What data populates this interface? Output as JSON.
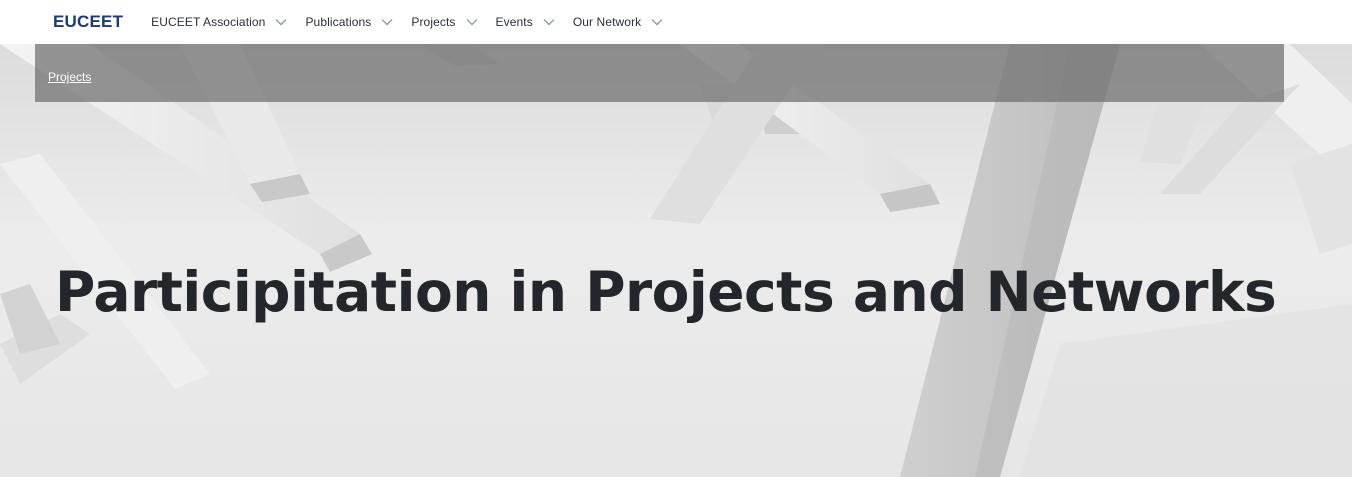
{
  "header": {
    "brand": "EUCEET",
    "nav": [
      {
        "label": "EUCEET Association",
        "icon": "chevron-down-icon"
      },
      {
        "label": "Publications",
        "icon": "chevron-down-icon"
      },
      {
        "label": "Projects",
        "icon": "chevron-down-icon"
      },
      {
        "label": "Events",
        "icon": "chevron-down-icon"
      },
      {
        "label": "Our Network",
        "icon": "chevron-down-icon"
      }
    ]
  },
  "breadcrumb": {
    "current": "Projects"
  },
  "hero": {
    "title": "Participitation in Projects and Networks"
  },
  "colors": {
    "brand": "#1d3a78",
    "title": "#23262b",
    "breadcrumb_bg": "#6e6e6e"
  }
}
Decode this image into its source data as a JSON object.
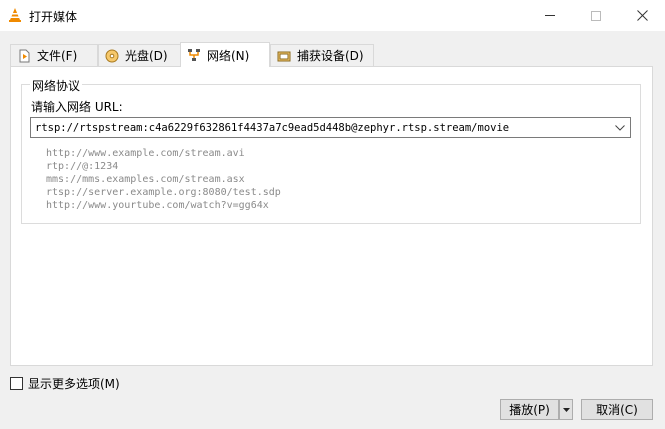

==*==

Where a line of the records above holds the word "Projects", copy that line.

        "label": "Projects",
    "current": "Projects"
    "title": "Participitation in Projects and Networks"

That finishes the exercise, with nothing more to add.